[Web page and app entries]
========================================
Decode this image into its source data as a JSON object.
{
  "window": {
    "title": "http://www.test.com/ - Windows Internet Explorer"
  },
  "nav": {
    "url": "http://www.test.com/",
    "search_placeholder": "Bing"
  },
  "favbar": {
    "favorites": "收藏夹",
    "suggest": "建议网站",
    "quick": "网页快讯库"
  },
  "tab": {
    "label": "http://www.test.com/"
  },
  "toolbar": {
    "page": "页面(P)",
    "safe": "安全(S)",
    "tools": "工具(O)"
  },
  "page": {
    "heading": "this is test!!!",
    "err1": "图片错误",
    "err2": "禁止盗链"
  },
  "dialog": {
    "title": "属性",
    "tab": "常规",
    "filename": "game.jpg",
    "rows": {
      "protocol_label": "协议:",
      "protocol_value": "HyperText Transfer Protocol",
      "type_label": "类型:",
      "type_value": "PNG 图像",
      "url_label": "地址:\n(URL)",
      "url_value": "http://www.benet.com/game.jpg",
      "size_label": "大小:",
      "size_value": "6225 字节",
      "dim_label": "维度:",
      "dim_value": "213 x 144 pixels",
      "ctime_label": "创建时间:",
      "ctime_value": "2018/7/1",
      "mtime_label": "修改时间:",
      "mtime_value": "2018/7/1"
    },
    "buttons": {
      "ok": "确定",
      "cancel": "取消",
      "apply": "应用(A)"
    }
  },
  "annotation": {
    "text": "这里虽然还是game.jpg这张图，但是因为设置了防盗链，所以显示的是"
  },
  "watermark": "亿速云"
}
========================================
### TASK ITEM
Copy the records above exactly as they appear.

### RESULT OF THE EXERCISE
Decode this image into its source data as a JSON object.
{
  "window": {
    "title": "http://www.test.com/ - Windows Internet Explorer"
  },
  "nav": {
    "url": "http://www.test.com/",
    "search_placeholder": "Bing"
  },
  "favbar": {
    "favorites": "收藏夹",
    "suggest": "建议网站",
    "quick": "网页快讯库"
  },
  "tab": {
    "label": "http://www.test.com/"
  },
  "toolbar": {
    "page": "页面(P)",
    "safe": "安全(S)",
    "tools": "工具(O)"
  },
  "page": {
    "heading": "this is test!!!",
    "err1": "图片错误",
    "err2": "禁止盗链"
  },
  "dialog": {
    "title": "属性",
    "tab": "常规",
    "filename": "game.jpg",
    "rows": {
      "protocol_label": "协议:",
      "protocol_value": "HyperText Transfer Protocol",
      "type_label": "类型:",
      "type_value": "PNG 图像",
      "url_label": "地址:\n(URL)",
      "url_value": "http://www.benet.com/game.jpg",
      "size_label": "大小:",
      "size_value": "6225 字节",
      "dim_label": "维度:",
      "dim_value": "213 x 144 pixels",
      "ctime_label": "创建时间:",
      "ctime_value": "2018/7/1",
      "mtime_label": "修改时间:",
      "mtime_value": "2018/7/1"
    },
    "buttons": {
      "ok": "确定",
      "cancel": "取消",
      "apply": "应用(A)"
    }
  },
  "annotation": {
    "text": "这里虽然还是game.jpg这张图，但是因为设置了防盗链，所以显示的是"
  },
  "watermark": "亿速云"
}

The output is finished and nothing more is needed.